[Dataset rows describing interfaces]
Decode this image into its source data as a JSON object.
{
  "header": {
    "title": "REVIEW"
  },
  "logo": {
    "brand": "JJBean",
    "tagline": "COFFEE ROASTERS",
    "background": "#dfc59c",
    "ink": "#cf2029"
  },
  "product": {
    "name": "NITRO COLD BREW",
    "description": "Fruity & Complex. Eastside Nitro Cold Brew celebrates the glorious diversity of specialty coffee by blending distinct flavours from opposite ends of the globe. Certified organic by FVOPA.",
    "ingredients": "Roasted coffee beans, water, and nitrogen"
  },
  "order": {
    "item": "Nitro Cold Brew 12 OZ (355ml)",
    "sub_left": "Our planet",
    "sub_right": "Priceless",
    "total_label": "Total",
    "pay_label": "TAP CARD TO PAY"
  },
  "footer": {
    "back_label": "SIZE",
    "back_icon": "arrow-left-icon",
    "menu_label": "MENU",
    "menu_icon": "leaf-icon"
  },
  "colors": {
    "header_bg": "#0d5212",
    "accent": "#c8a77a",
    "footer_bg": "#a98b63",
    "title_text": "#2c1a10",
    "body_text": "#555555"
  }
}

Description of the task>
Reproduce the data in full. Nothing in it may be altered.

Output of the exercise>
Decode this image into its source data as a JSON object.
{
  "header": {
    "title": "REVIEW"
  },
  "logo": {
    "brand": "JJBean",
    "tagline": "COFFEE ROASTERS",
    "background": "#dfc59c",
    "ink": "#cf2029"
  },
  "product": {
    "name": "NITRO COLD BREW",
    "description": "Fruity & Complex. Eastside Nitro Cold Brew celebrates the glorious diversity of specialty coffee by blending distinct flavours from opposite ends of the globe. Certified organic by FVOPA.",
    "ingredients": "Roasted coffee beans, water, and nitrogen"
  },
  "order": {
    "item": "Nitro Cold Brew 12 OZ (355ml)",
    "sub_left": "Our planet",
    "sub_right": "Priceless",
    "total_label": "Total",
    "pay_label": "TAP CARD TO PAY"
  },
  "footer": {
    "back_label": "SIZE",
    "back_icon": "arrow-left-icon",
    "menu_label": "MENU",
    "menu_icon": "leaf-icon"
  },
  "colors": {
    "header_bg": "#0d5212",
    "accent": "#c8a77a",
    "footer_bg": "#a98b63",
    "title_text": "#2c1a10",
    "body_text": "#555555"
  }
}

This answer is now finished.